◆ What to do: Lines containing the word "bottom" in the data below: say how many, with no other text.

◆ Data section:

*** Block opens ***

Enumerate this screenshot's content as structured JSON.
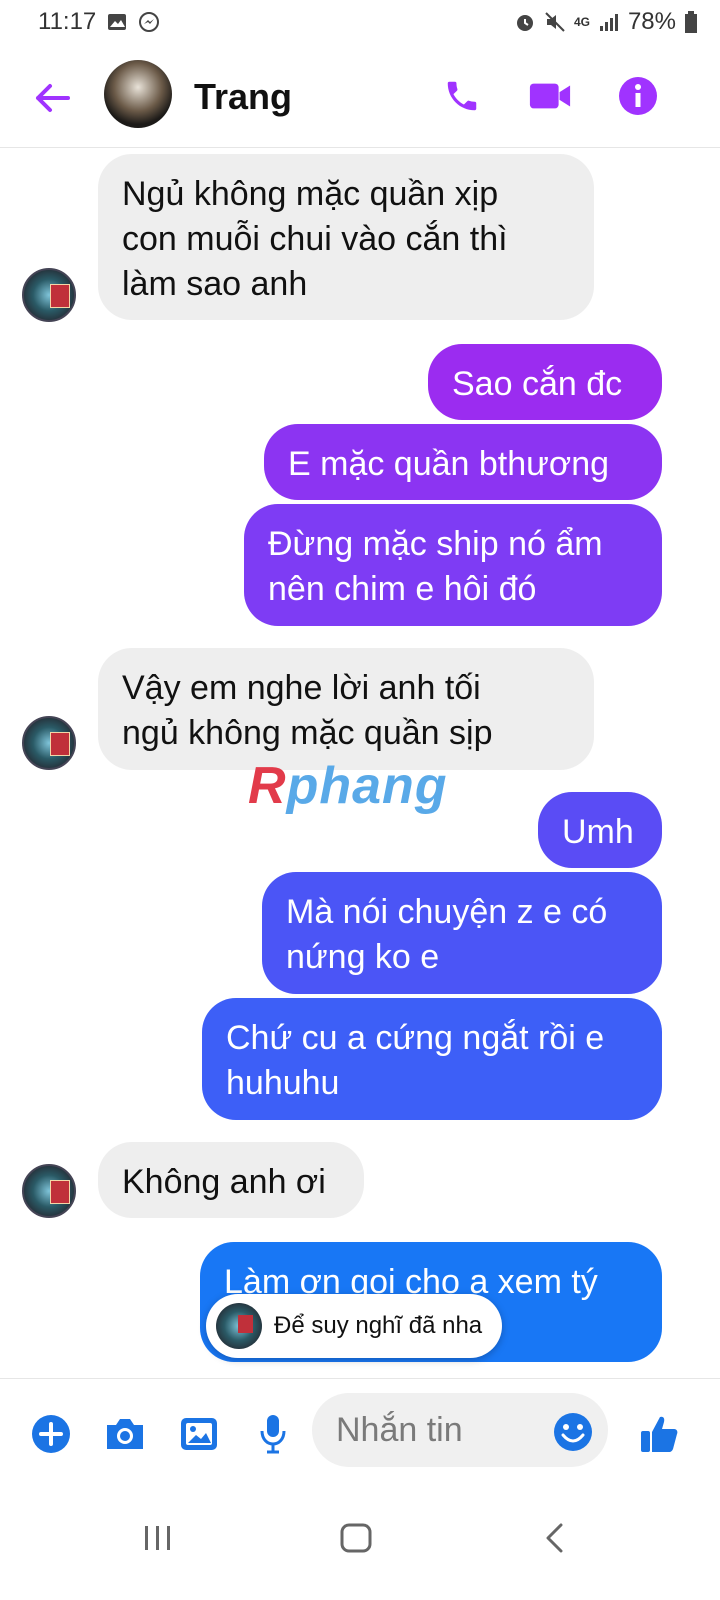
{
  "status_bar": {
    "time": "11:17",
    "battery": "78%",
    "network": "4G"
  },
  "header": {
    "contact_name": "Trang",
    "accent_color": "#a033ff"
  },
  "messages": [
    {
      "side": "in",
      "text": "Ngủ không mặc quần xịp\ncon muỗi chui vào cắn thì\nlàm sao anh"
    },
    {
      "side": "out",
      "text": "Sao cắn đc",
      "color": "#9b2cf0"
    },
    {
      "side": "out",
      "text": "E mặc quần bthương",
      "color": "#8c34f2"
    },
    {
      "side": "out",
      "text": "Đừng mặc ship nó ẩm\nnên chim e hôi đó",
      "color": "#7e3cf4"
    },
    {
      "side": "in",
      "text": "Vậy em nghe lời anh tối\nngủ không mặc quần sịp"
    },
    {
      "side": "out",
      "text": "Umh",
      "color": "#5a4cf5"
    },
    {
      "side": "out",
      "text": "Mà nói chuyện z e có\nnứng ko e",
      "color": "#4b55f6"
    },
    {
      "side": "out",
      "text": "Chứ cu a cứng ngắt rồi e\nhuhuhu",
      "color": "#3d5ff7"
    },
    {
      "side": "in",
      "text": "Không anh ơi"
    },
    {
      "side": "out",
      "text": "Làm ơn gọi cho a xem tý",
      "color": "#1877f5"
    }
  ],
  "watermark": {
    "part1": "R",
    "part2": "phang"
  },
  "typing_preview": {
    "text": "Để suy nghĩ đã nha"
  },
  "composer": {
    "placeholder": "Nhắn tin"
  }
}
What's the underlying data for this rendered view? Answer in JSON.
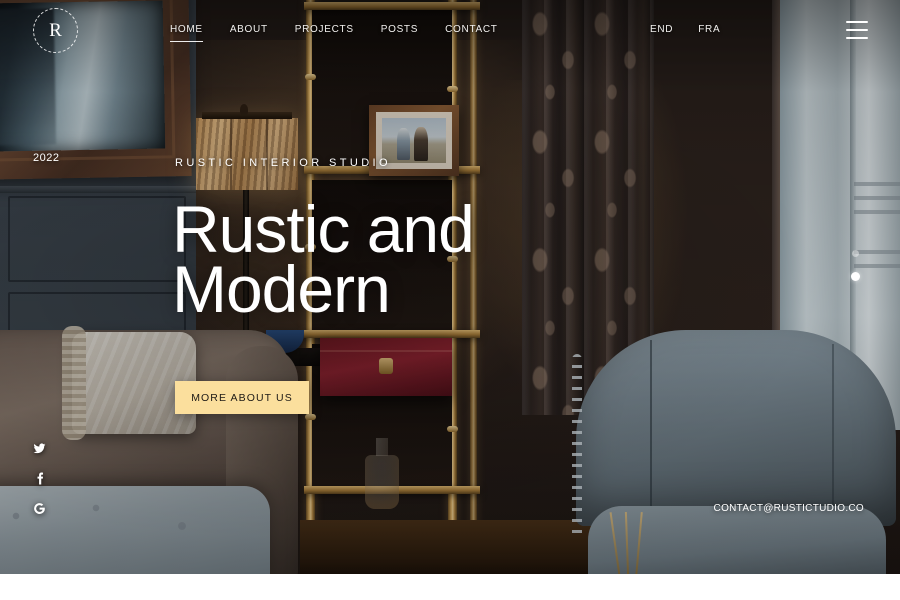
{
  "brand": {
    "logo_letter": "R",
    "logo_name": "rustic-studio-monogram"
  },
  "nav": {
    "items": [
      {
        "label": "HOME",
        "active": true
      },
      {
        "label": "ABOUT",
        "active": false
      },
      {
        "label": "PROJECTS",
        "active": false
      },
      {
        "label": "POSTS",
        "active": false
      },
      {
        "label": "CONTACT",
        "active": false
      }
    ],
    "languages": [
      {
        "label": "END"
      },
      {
        "label": "FRA"
      }
    ],
    "menu_icon": "hamburger-menu-icon"
  },
  "hero": {
    "year": "2022",
    "eyebrow": "RUSTIC INTERIOR STUDIO",
    "headline_line1": "Rustic and",
    "headline_line2": "Modern",
    "cta_label": "MORE ABOUT US",
    "cta_color": "#fbdf9d",
    "cta_text_color": "#1d1a16",
    "text_color": "#ffffff"
  },
  "social": {
    "items": [
      {
        "name": "twitter-icon",
        "label": "Twitter"
      },
      {
        "name": "facebook-icon",
        "label": "Facebook"
      },
      {
        "name": "google-icon",
        "label": "Google"
      }
    ]
  },
  "slider": {
    "dots": [
      {
        "active": false
      },
      {
        "active": true
      }
    ]
  },
  "contact": {
    "email": "CONTACT@RUSTICTUDIO.CO"
  }
}
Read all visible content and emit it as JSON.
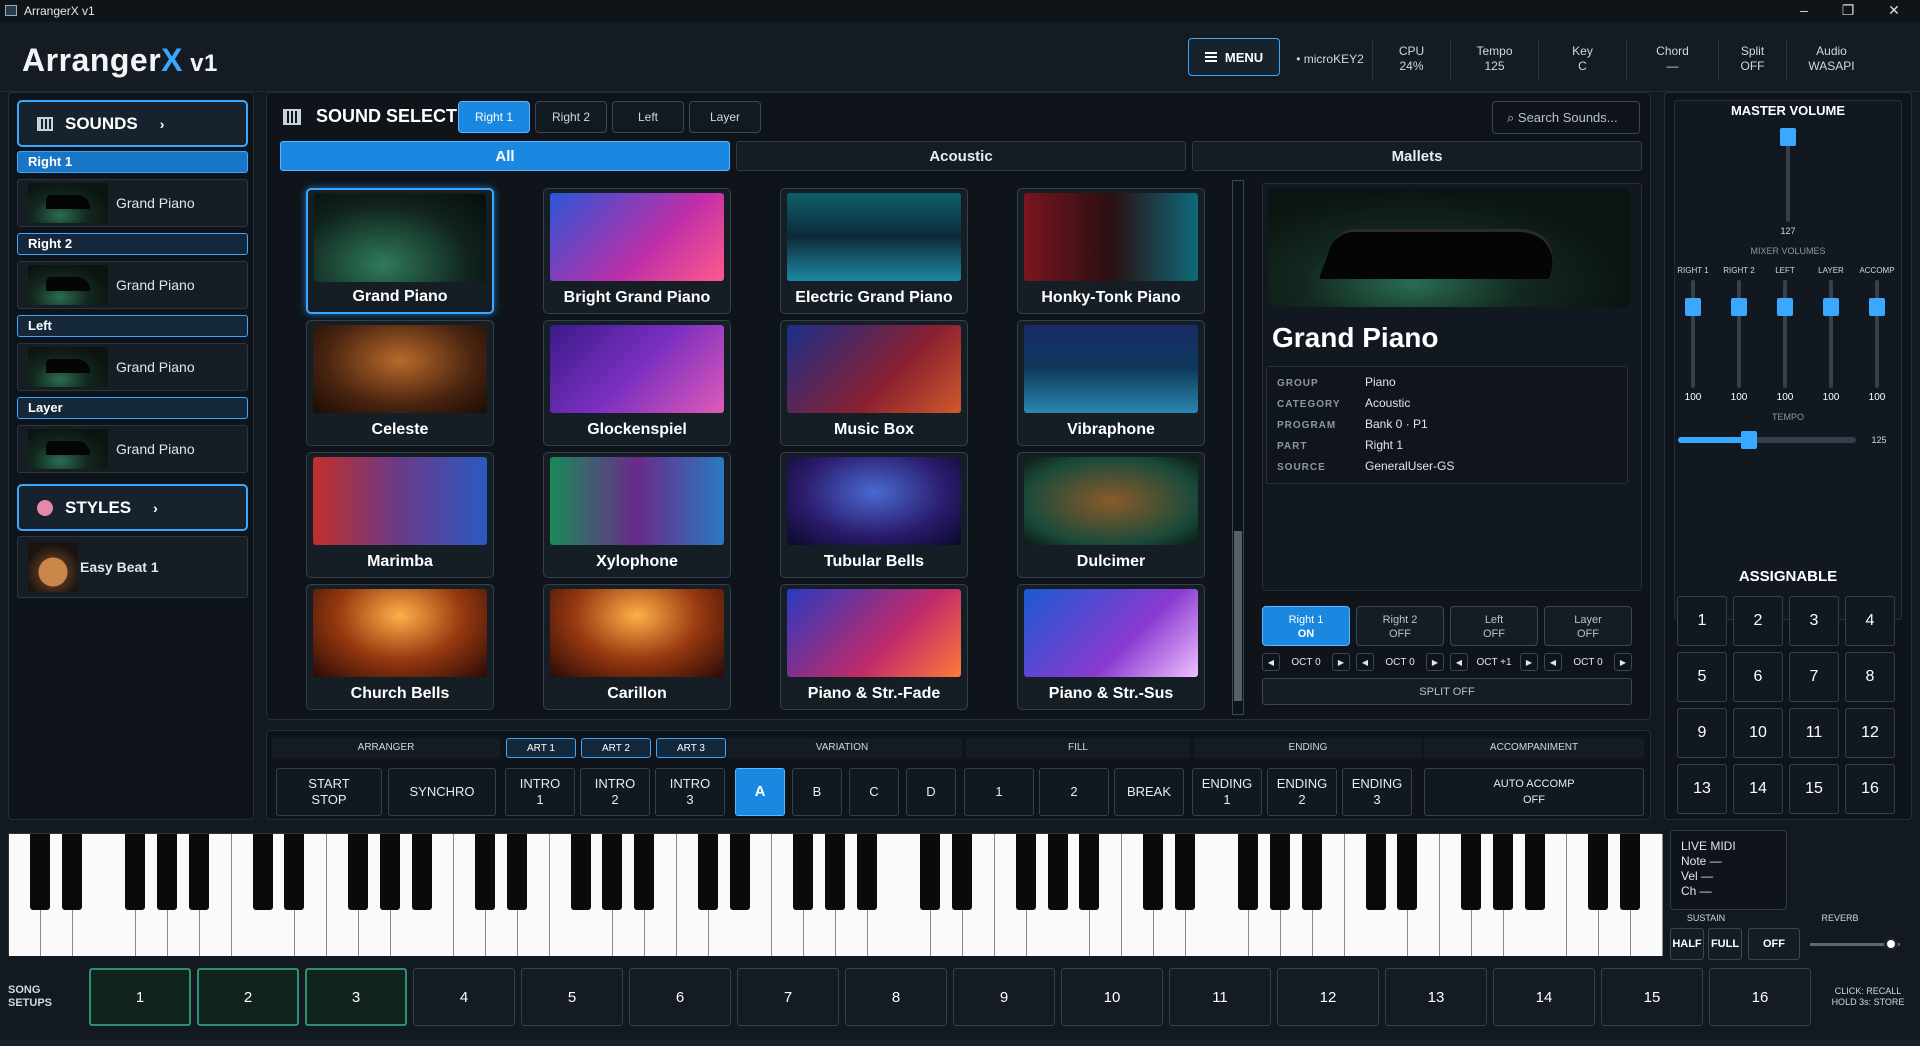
{
  "window": {
    "title": "ArrangerX v1",
    "minimize": "–",
    "maximize": "❐",
    "close": "✕"
  },
  "app": {
    "logo_main": "Arranger",
    "logo_x": "X",
    "logo_ver": " v1",
    "menu_label": "MENU"
  },
  "status": [
    {
      "top": "",
      "bottom": "• microKEY2"
    },
    {
      "top": "CPU",
      "bottom": "24%"
    },
    {
      "top": "Tempo",
      "bottom": "125"
    },
    {
      "top": "Key",
      "bottom": "C"
    },
    {
      "top": "Chord",
      "bottom": "—"
    },
    {
      "top": "Split",
      "bottom": "OFF"
    },
    {
      "top": "Audio",
      "bottom": "WASAPI"
    }
  ],
  "sidebar": {
    "sounds_label": "SOUNDS",
    "styles_label": "STYLES",
    "arrow": "›",
    "parts": [
      {
        "label": "Right 1",
        "sound": "Grand Piano"
      },
      {
        "label": "Right 2",
        "sound": "Grand Piano"
      },
      {
        "label": "Left",
        "sound": "Grand Piano"
      },
      {
        "label": "Layer",
        "sound": "Grand Piano"
      }
    ],
    "style": "Easy Beat 1"
  },
  "sound_select": {
    "title": "SOUND SELECT",
    "part_tabs": [
      "Right 1",
      "Right 2",
      "Left",
      "Layer"
    ],
    "search_placeholder": "⌕  Search Sounds...",
    "filters": [
      "All",
      "Acoustic",
      "Mallets"
    ],
    "tiles": [
      "Grand Piano",
      "Bright Grand Piano",
      "Electric Grand Piano",
      "Honky-Tonk Piano",
      "Celeste",
      "Glockenspiel",
      "Music Box",
      "Vibraphone",
      "Marimba",
      "Xylophone",
      "Tubular Bells",
      "Dulcimer",
      "Church Bells",
      "Carillon",
      "Piano & Str.-Fade",
      "Piano & Str.-Sus"
    ]
  },
  "detail": {
    "name": "Grand Piano",
    "rows": [
      {
        "k": "GROUP",
        "v": "Piano"
      },
      {
        "k": "CATEGORY",
        "v": "Acoustic"
      },
      {
        "k": "PROGRAM",
        "v": "Bank 0 · P1"
      },
      {
        "k": "PART",
        "v": "Right 1"
      },
      {
        "k": "SOURCE",
        "v": "GeneralUser-GS"
      }
    ],
    "parts": [
      {
        "name": "Right 1",
        "state": "ON",
        "oct": "OCT 0"
      },
      {
        "name": "Right 2",
        "state": "OFF",
        "oct": "OCT 0"
      },
      {
        "name": "Left",
        "state": "OFF",
        "oct": "OCT +1"
      },
      {
        "name": "Layer",
        "state": "OFF",
        "oct": "OCT 0"
      }
    ],
    "split": "SPLIT OFF"
  },
  "arranger": {
    "sections": [
      "ARRANGER",
      "VARIATION",
      "FILL",
      "ENDING",
      "ACCOMPANIMENT"
    ],
    "arts": [
      "ART 1",
      "ART 2",
      "ART 3"
    ],
    "start_stop": "START\nSTOP",
    "synchro": "SYNCHRO",
    "intros": [
      "INTRO\n1",
      "INTRO\n2",
      "INTRO\n3"
    ],
    "variations": [
      "A",
      "B",
      "C",
      "D"
    ],
    "fills": [
      "1",
      "2",
      "BREAK"
    ],
    "endings": [
      "ENDING\n1",
      "ENDING\n2",
      "ENDING\n3"
    ],
    "auto": "AUTO ACCOMP\nOFF"
  },
  "mixer": {
    "master_label": "MASTER VOLUME",
    "master_value": "127",
    "master_level": 127,
    "mixer_label": "MIXER VOLUMES",
    "channels": [
      {
        "name": "RIGHT 1",
        "value": "100"
      },
      {
        "name": "RIGHT 2",
        "value": "100"
      },
      {
        "name": "LEFT",
        "value": "100"
      },
      {
        "name": "LAYER",
        "value": "100"
      },
      {
        "name": "ACCOMP",
        "value": "100"
      }
    ],
    "tempo_label": "TEMPO",
    "tempo_value": "125",
    "tempo_fraction": 0.4
  },
  "assignable": {
    "label": "ASSIGNABLE",
    "buttons": [
      "1",
      "2",
      "3",
      "4",
      "5",
      "6",
      "7",
      "8",
      "9",
      "10",
      "11",
      "12",
      "13",
      "14",
      "15",
      "16"
    ]
  },
  "live_midi": {
    "title": "LIVE MIDI",
    "note": "Note  —",
    "vel": "Vel   —",
    "ch": "Ch    —"
  },
  "pedals": {
    "sustain_label": "SUSTAIN",
    "reverb_label": "REVERB",
    "half": "HALF",
    "full": "FULL",
    "off": "OFF",
    "reverb_fraction": 0.9
  },
  "setups": {
    "label": "SONG\nSETUPS",
    "buttons": [
      "1",
      "2",
      "3",
      "4",
      "5",
      "6",
      "7",
      "8",
      "9",
      "10",
      "11",
      "12",
      "13",
      "14",
      "15",
      "16"
    ],
    "used": [
      0,
      1,
      2
    ],
    "hint": "CLICK: RECALL\nHOLD 3s: STORE"
  },
  "colors": {
    "accent": "#3aa8ff",
    "selected": "#1a88e0",
    "setup_used": "#2f8f6e"
  }
}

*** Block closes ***

◆ Response area: 7